Just as important as the relationship they hold with us is the relationship between the mother and father that we grow up observing. Parents should maintain a healthy relationship in order to prevent their children from forming a skewed image of love and trust. After Hamlets experience with his mothers incestuous remarriage to Claudius, he no longer sees love as a pleasant sentiment. Gertrude exclaims the exact basis of her sons apparent madness when, in response to Claudiuss proclamation that Polonius knows the origin, she exclaims I doubt it is no other but the main, / His fathers death and oerhasty marriage.
(II. ii. 59-60). This swift and incestuous marriage suggests to Hamlet the impermanence of human affection as well as of life, and it also, less obviously, compels him to think of the violation of the union which gave him his own life and being. (Scott 110). He learns from this occurance that love is nothing but a fleeting emotion, with no meaning to it.
This attitude towards love spills over into his treatment of Ophelia. Hamlets exclamation of Frailty, thy name is woman! (I. ii. 152) applies in his mind, not only to Gertrude, but now also to Ophelia. He is deeply hurt when he comes to her after his exchange with the ghost of his father.
She does not respond to him with loving concern, but instead rushes from the room to tell her father of the insanity that she has witnessed. He discovers that he cannot trust the one woman he loves. Hamlet feels quite out of love with Love, and unable to trust anyone because he has been betrayed by the two women in his life: his mother and his lover (Harris 157). Hamlet has completely lost his trust in Gertrude after her show of unfaithfulness by marriage to her fathers brother. He is left with no option but to wonder if she was involved in the murder of his father (Shipley 629). He feels deeply betrayed by Gertrude not only in this respect, but also because she completely lacks sympathy for young Hamlet during his mourning for his fathers death.
She is essentially inert, oblivious to the whole realm of human experience through which her son travels. She seems not to care, and seems particularly not to care about his grief. (Scott 110). This lack of understanding is evident when Claudius and Gertrude are attempting to inform Hamlet that his unmanly grief is unnecessary. Gertrude explains to Hamlet, Thou knowst death tis common, all that lives must die, / Passing through nature to eternity. Hamlet responds, Ay, madam, it is common.
The Queen asks, If it be, / Why seems it so particular with thee Hamlet rudely retorts, Seems, madam Nay, it is. I know not seems. ? (I. ii. 76-81). Gertrude does not comprehend the enormity of her sons emotions at the loss of his father, further tossing her in the boiling betrayal that Hamlet feels.
These distortions of love and trust occur not only in Hamlet, but also in modern day life, after cases of divorce. Statistics show that the divorce rate in the United States is rising rapidly. Although not all of these come in homes with children, those that do usually occur when the children are young and still living at home.
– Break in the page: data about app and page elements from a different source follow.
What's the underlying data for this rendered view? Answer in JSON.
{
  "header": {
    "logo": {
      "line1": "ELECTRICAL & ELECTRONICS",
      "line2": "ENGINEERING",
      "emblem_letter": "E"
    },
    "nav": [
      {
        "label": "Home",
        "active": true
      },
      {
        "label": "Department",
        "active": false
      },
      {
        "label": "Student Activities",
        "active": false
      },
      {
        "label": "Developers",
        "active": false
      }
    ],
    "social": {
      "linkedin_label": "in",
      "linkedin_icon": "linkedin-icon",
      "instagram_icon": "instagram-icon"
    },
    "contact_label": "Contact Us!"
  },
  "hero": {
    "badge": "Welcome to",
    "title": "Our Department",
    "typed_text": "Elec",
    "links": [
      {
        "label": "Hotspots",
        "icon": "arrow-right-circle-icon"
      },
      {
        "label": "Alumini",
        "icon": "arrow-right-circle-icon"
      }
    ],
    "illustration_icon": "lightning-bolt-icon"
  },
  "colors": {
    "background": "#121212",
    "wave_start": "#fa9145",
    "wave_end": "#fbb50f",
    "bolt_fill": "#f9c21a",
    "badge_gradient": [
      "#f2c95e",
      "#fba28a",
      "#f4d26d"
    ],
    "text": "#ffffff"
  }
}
If the divorce does not occur on healthy terms, the experience may leave a child with strong mixed emotions concerning future relationships. Divorce sends the message to children that intimate relationships are not stable institutions. Many grow up believing that every lover will desert them and therefore cannot trust them.
The author of The Love They Lost, Stephanie Staal, was the child of a divorced couple. She writes, Beyond our parents experience, we see divorce everywhere among friends, colleagues, other relatives As a result, overall attitudes toward love and marriage become increasingly laced with caution. (178) Experts explain this feeling of insecurity in intimate relationships by rationalizing that children who grow up with divorced parents are more likely to go through a divorce, and may even expect that their relationships will fail. Because they do not have a fit model of marriage or relationships in their mind, they may gain a skewed picture that they recreate in their behavior. Furthermore, many times they are deprived of the emotional security that a loving family may provide, thus preventing them from obtaining the ability to form healthy relationships as adults.
When divorce denies children what British psychiatrist John Bowlby refers to as a secure base, they are often left behind to start below ground zero in adult relationships (Staal 178). According to psychoanalyst Erik Erikson, this secure base for intimacy cannot be found until the child finds an identity for himself. When the child goes through an identity crisis (usually during adulthood), it becomes important to determine why his parents married and then broke apart in an effort to further understand himself and establish his role in society. Erikson points out that one can only find intimacy and trust in others after forming a firm sense of ones own identity, saying, It is only when identity formation is well on its way that true intimacy which is really a counterpointing as well as a fusing of identities is possible. (Staal 27). Although not all cases of divorce may end in this fashion, more than likely, most will.
It is a difficult experience for children to adjust to and compensate for in their behavior. The same is true of Hamlet in respect to Gertrudes rapid remarriage to the murderer of her recently departed husband. Her actions have an effect on her sons way of thinking and ultimately, acting throughout the play. Love and trust are the two most difficult emotions for children in these situations to rebuild after a complicated experience. Therefore, to protect their children, parents should always maintain a healthy, cordial relationship.